These are not the typical waffles you buy frostbitten at the supermarket. As Lille is the little spoon to its neighbor Belgium, it also has really, really good waffles that you can everywhere from fancy restaurants to questionably-hygienic carts selling them for a euro off the street. They typically have a thick, crisp crust protecting the light center, which guards them from getting too soggy when you slather on toppings such as Nutella, Speculoos, whipped cream (chantilly, en français), and/or fresh fruit.
Speculoos is Nutella’s slightly grown-up cousin. It’s roughtly the same consistency, but instead of chocolate, it tastes like a liquefied graham cracker – buttery, with a hint of cinnamon. It’s perfect on crepes, waffles, or eating it off a spoon while binge-watching Netflix and wondering why you’ve gained so much weight while in France.
For those of you not in a diabetic coma from Speculoos and waffles yet, there’s vergeoise: a dark-colored syrup made from sugar-beet sugar. It’s used in everything from crème caramel to waffles, and even has its own toffees you can suck on while exploring the city.
This is a cow milk cheese made in the north of France. It has a bit of a bad rep for being quite smelly.

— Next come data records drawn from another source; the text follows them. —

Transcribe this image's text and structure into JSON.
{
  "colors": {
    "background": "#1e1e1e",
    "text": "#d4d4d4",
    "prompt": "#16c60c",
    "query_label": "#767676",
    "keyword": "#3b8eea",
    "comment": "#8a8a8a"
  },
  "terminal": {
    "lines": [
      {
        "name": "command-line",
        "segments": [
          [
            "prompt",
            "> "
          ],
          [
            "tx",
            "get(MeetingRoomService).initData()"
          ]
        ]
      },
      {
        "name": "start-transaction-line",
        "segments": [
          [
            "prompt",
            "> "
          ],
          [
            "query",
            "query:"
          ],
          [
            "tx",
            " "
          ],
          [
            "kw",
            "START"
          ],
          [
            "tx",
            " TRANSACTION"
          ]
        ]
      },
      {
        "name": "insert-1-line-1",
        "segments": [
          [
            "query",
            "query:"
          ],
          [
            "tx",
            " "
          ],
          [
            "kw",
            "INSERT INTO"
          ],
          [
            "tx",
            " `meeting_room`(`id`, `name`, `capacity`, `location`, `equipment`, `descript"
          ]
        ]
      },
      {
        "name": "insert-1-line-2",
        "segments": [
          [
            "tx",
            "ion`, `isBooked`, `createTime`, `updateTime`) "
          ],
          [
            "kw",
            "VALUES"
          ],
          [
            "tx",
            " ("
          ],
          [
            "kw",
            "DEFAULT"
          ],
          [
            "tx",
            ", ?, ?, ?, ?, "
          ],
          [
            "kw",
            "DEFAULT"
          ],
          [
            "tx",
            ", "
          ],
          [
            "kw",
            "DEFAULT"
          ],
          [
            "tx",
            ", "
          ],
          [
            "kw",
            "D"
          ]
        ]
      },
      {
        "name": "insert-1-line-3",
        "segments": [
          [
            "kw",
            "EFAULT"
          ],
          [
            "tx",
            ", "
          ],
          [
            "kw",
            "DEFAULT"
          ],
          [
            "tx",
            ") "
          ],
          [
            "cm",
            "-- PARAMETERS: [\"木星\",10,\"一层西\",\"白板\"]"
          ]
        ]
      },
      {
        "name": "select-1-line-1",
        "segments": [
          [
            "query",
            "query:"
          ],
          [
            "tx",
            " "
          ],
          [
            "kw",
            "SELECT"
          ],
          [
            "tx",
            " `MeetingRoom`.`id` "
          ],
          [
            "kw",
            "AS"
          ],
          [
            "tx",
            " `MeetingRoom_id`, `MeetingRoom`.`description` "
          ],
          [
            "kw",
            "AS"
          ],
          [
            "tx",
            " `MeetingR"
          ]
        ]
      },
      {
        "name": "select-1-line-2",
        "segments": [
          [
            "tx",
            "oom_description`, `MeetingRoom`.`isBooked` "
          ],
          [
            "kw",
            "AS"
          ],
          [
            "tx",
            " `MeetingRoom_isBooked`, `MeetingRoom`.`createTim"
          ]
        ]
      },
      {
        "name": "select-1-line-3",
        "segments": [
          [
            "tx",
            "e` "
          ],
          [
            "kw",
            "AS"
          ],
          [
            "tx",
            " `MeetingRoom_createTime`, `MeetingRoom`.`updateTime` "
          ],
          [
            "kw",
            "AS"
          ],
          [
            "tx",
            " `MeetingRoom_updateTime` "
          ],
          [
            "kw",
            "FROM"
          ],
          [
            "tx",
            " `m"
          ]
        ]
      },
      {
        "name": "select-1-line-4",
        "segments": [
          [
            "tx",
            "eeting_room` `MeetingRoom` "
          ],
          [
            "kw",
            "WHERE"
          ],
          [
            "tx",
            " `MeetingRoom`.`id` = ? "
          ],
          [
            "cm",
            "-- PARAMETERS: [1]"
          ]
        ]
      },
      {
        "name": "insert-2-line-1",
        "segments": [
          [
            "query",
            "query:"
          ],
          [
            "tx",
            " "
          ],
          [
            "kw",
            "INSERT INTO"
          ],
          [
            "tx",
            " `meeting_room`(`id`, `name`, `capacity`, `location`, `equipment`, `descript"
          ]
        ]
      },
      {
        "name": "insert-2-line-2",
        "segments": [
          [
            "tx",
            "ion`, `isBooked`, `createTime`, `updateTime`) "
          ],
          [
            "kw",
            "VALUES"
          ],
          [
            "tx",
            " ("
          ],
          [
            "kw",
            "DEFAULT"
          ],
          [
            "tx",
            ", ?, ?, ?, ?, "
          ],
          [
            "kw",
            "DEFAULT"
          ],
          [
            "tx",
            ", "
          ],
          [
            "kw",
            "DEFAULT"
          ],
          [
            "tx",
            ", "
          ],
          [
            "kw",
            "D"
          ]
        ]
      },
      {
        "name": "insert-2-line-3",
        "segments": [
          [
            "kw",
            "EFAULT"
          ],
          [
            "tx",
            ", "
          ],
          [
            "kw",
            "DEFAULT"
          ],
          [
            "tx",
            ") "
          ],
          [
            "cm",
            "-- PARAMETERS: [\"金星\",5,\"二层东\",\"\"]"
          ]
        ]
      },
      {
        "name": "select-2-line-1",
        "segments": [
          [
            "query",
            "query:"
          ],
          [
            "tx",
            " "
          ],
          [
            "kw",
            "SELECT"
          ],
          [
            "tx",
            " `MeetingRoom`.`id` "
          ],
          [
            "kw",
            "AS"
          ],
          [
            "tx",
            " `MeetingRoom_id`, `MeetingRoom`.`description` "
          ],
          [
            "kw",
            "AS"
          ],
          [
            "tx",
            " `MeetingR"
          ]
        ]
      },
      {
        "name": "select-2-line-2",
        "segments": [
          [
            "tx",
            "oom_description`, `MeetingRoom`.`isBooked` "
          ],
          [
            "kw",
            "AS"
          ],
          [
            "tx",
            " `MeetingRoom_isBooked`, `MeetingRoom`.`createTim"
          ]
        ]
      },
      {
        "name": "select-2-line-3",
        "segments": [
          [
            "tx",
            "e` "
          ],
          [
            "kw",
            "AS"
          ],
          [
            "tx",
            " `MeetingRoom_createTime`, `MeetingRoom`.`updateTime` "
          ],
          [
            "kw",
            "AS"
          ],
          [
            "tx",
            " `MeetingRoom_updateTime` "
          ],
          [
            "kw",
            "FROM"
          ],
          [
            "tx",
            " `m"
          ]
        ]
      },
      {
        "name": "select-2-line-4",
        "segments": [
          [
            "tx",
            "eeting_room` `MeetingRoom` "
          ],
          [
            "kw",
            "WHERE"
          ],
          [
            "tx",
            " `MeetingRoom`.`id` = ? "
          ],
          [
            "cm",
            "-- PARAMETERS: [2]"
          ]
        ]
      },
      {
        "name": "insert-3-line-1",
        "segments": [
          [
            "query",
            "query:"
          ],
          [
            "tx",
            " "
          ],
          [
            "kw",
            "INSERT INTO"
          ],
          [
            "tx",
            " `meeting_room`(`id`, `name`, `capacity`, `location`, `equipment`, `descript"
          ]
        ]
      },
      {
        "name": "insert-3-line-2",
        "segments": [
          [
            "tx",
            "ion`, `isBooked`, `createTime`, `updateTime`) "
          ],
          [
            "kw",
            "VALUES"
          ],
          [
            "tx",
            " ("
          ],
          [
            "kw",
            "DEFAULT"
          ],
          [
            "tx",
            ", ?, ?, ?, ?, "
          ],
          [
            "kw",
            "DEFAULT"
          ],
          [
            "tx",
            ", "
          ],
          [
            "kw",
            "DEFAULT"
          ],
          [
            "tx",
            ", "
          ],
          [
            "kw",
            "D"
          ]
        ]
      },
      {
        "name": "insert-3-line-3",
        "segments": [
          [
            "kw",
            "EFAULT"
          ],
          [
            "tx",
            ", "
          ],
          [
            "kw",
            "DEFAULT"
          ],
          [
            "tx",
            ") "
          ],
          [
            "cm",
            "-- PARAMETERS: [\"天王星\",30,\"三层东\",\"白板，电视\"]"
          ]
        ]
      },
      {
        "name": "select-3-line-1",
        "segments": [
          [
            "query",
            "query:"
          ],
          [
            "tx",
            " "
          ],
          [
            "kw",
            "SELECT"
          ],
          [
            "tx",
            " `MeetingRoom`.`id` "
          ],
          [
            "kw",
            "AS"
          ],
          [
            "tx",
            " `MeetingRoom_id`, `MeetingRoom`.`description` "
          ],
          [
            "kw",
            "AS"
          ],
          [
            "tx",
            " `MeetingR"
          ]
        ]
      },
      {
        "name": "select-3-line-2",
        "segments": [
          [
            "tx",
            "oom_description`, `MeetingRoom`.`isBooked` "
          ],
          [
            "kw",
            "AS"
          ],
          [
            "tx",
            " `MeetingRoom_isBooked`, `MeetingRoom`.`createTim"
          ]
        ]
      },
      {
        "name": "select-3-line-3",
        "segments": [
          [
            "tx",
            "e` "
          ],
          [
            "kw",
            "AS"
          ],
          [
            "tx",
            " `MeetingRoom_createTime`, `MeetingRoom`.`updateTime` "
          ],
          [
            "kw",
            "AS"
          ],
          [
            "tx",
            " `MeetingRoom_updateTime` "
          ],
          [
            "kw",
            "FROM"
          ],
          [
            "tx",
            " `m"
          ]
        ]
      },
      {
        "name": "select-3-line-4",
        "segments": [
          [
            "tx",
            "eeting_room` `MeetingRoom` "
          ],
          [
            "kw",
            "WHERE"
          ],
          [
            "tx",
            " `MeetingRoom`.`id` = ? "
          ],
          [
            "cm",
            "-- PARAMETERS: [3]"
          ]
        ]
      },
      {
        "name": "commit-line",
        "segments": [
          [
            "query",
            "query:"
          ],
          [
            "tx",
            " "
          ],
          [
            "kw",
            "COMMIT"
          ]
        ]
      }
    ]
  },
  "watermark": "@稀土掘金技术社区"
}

However, it’s much more powerful to the nose than the tongue, so don’t be too afraid to try it! The flavor is surprisingly mild, and you’ll give off an air of sophistication from having eaten one of France’s stinkiest cheeses.
Another cheese from the north of France, Vieux Lille gets its name from the oldest part of our city. It’s made in the same way as Maroilles (cow’s milk, salted twice), but is aged much longer, which means it’s even smellier than its younger counterpart. Mise en garde: this cheese is powerful. Very powerful. Do not eat if you are planning on kissing someone on the mouth anytime soon.
And, what to pair with all of these delicacies?
A good, stout pint (or three).
Unlike the rest of France, Lille has a strong beer culture instead of wine. They produce tons of beers, which are very dangerous as they are both cheap and delicious. Local brews such as 3 Monts or Ch’tis are strong and full-bodied, a fruity, sweet rouge go perfectly in place of soda.
If you like beer, Lille is the city for you.
If you don’t like beer, Lille will show you why you should.